> YOUR ASSIGNMENT
Filter out all lines without the word "placeholder" from the data below, please, and copy the rest.

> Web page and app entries

----

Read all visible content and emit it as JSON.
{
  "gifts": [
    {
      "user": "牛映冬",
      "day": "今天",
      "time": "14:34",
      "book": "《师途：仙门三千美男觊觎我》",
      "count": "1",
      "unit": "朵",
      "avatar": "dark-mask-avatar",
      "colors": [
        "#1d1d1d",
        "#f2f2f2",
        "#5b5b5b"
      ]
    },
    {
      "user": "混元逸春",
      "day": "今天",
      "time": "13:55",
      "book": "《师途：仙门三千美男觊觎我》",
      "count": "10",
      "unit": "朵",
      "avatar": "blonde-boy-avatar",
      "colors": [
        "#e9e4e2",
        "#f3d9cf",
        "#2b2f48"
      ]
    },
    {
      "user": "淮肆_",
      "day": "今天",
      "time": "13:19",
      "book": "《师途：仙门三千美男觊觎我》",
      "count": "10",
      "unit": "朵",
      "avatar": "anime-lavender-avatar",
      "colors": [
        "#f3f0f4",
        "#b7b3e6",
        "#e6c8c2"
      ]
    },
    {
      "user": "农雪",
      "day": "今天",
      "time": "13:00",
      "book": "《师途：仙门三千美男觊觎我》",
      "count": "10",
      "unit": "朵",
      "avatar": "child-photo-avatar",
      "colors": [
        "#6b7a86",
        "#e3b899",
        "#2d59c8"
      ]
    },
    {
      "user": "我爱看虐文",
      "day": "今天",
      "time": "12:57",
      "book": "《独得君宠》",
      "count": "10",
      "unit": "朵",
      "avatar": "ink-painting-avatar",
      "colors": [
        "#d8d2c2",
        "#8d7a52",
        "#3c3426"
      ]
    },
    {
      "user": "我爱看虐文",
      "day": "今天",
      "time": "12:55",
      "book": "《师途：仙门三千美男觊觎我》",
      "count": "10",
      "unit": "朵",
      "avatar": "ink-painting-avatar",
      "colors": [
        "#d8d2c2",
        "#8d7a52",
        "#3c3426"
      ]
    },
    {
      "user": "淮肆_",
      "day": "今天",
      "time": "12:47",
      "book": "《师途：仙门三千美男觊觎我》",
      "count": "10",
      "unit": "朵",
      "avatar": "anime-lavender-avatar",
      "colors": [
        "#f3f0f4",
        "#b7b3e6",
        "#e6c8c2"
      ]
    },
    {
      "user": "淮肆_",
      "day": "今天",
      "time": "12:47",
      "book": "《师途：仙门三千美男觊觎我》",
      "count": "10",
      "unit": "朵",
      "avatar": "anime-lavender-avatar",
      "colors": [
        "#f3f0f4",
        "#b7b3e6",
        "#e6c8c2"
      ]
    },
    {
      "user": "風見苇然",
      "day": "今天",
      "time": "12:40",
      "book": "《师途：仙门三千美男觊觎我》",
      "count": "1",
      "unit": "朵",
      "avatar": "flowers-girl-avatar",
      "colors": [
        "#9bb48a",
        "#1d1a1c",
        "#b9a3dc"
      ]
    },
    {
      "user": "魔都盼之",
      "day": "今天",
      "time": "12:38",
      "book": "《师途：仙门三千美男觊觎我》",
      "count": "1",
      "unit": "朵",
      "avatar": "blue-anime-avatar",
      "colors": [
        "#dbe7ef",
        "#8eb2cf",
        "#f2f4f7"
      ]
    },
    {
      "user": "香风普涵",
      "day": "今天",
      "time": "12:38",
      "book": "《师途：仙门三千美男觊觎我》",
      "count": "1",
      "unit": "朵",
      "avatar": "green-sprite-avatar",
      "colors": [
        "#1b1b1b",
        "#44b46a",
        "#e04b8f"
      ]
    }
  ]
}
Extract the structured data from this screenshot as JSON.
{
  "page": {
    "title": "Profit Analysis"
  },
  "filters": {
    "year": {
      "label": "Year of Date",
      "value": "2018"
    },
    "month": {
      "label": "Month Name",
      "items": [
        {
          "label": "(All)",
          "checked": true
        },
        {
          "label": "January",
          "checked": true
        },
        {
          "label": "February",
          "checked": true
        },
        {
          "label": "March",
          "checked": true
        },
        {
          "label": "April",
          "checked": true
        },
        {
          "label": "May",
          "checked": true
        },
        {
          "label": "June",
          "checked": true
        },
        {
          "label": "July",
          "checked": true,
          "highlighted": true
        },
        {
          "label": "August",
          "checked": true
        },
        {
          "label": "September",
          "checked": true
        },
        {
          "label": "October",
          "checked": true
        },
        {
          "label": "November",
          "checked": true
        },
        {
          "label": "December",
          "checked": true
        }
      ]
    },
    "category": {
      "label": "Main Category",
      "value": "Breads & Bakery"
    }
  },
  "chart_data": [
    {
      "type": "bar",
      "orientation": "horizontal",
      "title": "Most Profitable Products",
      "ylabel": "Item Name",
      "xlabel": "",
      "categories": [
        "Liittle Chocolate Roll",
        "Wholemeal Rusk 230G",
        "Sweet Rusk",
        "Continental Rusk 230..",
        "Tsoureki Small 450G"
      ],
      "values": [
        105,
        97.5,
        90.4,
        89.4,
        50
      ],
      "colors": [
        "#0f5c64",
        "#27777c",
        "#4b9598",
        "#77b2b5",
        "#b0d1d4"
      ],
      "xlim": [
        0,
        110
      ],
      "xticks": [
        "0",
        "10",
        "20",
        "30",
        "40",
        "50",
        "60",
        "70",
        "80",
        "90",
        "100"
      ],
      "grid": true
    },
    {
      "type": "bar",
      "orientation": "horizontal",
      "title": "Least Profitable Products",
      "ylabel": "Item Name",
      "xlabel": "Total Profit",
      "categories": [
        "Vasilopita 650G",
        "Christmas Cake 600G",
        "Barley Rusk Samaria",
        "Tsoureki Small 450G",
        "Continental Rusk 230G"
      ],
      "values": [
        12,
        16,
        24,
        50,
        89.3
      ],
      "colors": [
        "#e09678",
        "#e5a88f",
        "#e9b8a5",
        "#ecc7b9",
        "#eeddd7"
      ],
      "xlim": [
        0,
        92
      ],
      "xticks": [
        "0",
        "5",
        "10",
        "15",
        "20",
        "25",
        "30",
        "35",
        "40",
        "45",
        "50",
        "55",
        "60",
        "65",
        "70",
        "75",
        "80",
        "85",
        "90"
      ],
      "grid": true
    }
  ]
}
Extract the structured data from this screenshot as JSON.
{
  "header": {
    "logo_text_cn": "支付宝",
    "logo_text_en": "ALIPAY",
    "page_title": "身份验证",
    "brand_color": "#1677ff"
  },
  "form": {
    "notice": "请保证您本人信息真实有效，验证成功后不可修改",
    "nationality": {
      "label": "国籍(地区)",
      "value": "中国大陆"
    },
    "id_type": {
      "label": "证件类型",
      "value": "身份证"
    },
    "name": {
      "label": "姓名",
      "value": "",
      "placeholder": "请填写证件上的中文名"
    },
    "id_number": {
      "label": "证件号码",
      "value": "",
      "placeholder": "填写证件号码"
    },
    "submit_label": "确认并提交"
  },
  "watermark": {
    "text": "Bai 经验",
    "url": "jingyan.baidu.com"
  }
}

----

> SOLVED EXERCISE
      "placeholder": "请填写证件上的中文名"
      "placeholder": "填写证件号码"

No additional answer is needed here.